July 2018

This month I have been pondering how misunderstood and marginalized DV victims are. Crimes against women are unique, as they are the only criminal acts for which the victims are consistently blamed, directly and indirectly. (Have you ever heard the victim of a holdup asked, “What were you wearing when he robbed you?”, “What did you do to provoke him?”, or “Were you ever robbed as a child?”) Women are routinely accused of provoking the crimes committed against them, especially those involving sexual or physical assault.  It makes the accusers feel smarter and safer in the world. In 2018, victim blaming is still very much part and parcel of our society’s response.  

Even when a woman is clearly a victim, society makes judgments about the ways in which she responds to the abuse and how it impacts her emotionally and psychologically.  She has no guidebook. Living under siege, in a chaotic culture of violence, she must adapt minute to minute to survive because “just leaving” safely is never an option. Walking on eggshells, taking protective measures and attempting to avoid conflict with the abuser, her actions may appear similar to those on the power and control wheel, but her motives are quite the opposite. While he acts out of desire for power and control, she responds out of fear and resentment. She is forced to do things she never would have done were she not being  abused – things like  sleeping with a knife under the pillow or buying a gun, hitting him back, striking the first blow to break the tension and “get it over with”, leaving him now and then, calling 911 for help, using drugs or alcohol to cope with the anxiety and depression, sleeping with the kids instead of him, attempting suicide (1 out of 4 victims), or maybe even meeting a nice man who treats her well and being unfaithful to her abuser (much less common). She may yell at him and call him names because it is the only weapon she has. (This does not constitute “emotional abuse”, by the way.) Although her reactions to abuse make sense to those of us who understand coercive control, harsh judgments are made about her by the public, her family and friends, the police, the courts, custody evaluators, pastors, judges, CPS workers and others. "She is such a mess! Such a drama queen. Poor guy. She pushes his buttons. Did you hear how she talks to him? She asks for it! I think she hits the kids. Did you notice she always smells like alcohol?  What a bitch. No wonder he beats her!"


Society gets it all backwards, not understanding that her behaviors are a REACTION  to abuse – a RESPONSE, a RESULT – not the cause of it. The graphic to the right is the “Survival Wheel”.  I have been using it to train police, DV advocates, counselors, and others (including victims and survivors themselves) about this since the 1990's. I don’t remember where I first got it, but it has always helped explain how victims unconsciously change and adapt to survive, much like prisoners-of-war do.  This is why I always say, “Batterers don’t have relationships. They take hostages.” 


“In order to escape accountability for his crimes, the perpetrator does everything in his power to promote forgetting. If secrecy fails, the perpetrator attacks the credibility of his victim. If he cannot silence her absolutely, he tries to make sure no one listens... It is very tempting to take the side of the perpetrator. All the perpetrator asks is that the bystander do nothing. 

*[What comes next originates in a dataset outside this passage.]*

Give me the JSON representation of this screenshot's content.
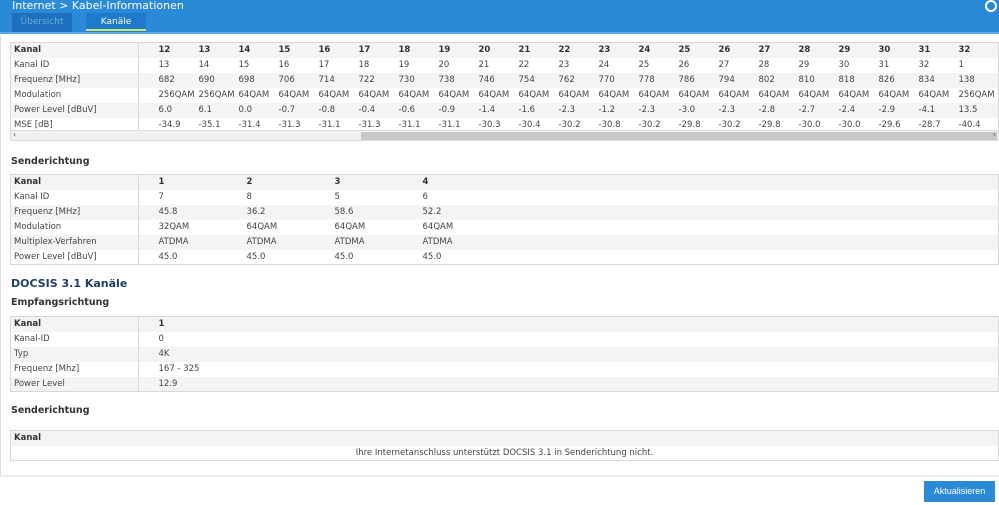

He appeals to the universal desire to see, hear, and speak no evil. The victim, on the contrary, asks the bystander to share the burden of pain. The victim demands action, engagement, and remembering.” 

~ Judith Herman, M.D., Trauma and Recovery


Paula Lucas.jpeg

Julie’s good friend Paula Lucas lived overseas for 14 years as an American expat. In 1999, she fled Dubai with her three young sons to escape domestic violence and child abuse. Back in the USA, her abuser stalked her, leaving her homeless, penniless and living on welfare. Despite her ordeal, Paula resolved to help other abused American women and children around the world.

She founded Pathways to Safety International in 1999 while living in a DV shelter. It is the only U.S. organization to provide multi-service, long-term assistance to American domestic violence and sexual assault victims overseas and has served thousands of Americans assaulted while studying, volunteering, working or vacationing abroad — victims of domestic violence, dating violence, stalking, sexual assault, sexual harassment and forced marriage. Spread the word to Americans you know who are, or will be, traveling, working or studying overseas. The 24/7/365, international toll-free hotline is 833-SAFE-833. Support is also available via e-mail or online chat.  https://pathwaystosafety.org/



  • The Boulder, Colorado City Council unanimously passed a ban on the sale and possession of assault weapons, high-capacity magazines and bump-stock devices.


  • The Duluth, Minnesota City Council passed an ordinance that would require all employers with 5 or more employees doing business in the city to provide paid time off for sick and safe time. 


  • New state law seeks to stop ‘stalking by way of the courts'. 




  • OVC On-line Directory of Crime Victim Services: Find nonemergency crime victim service agencies in the United States and abroad.
  • Make the Call: A new online toolkit for advocacy programs to implement advocacy-initiated response to DV crimes.
  • The RAVE Project (Religion And Violence E-learning): Free on-line training and resources that bring knowledge and social action together to assist families of faith impacted by abuse. 
  • Hot Peach Pages: International directory of domestic violence agencies, with materials and information in 110 languages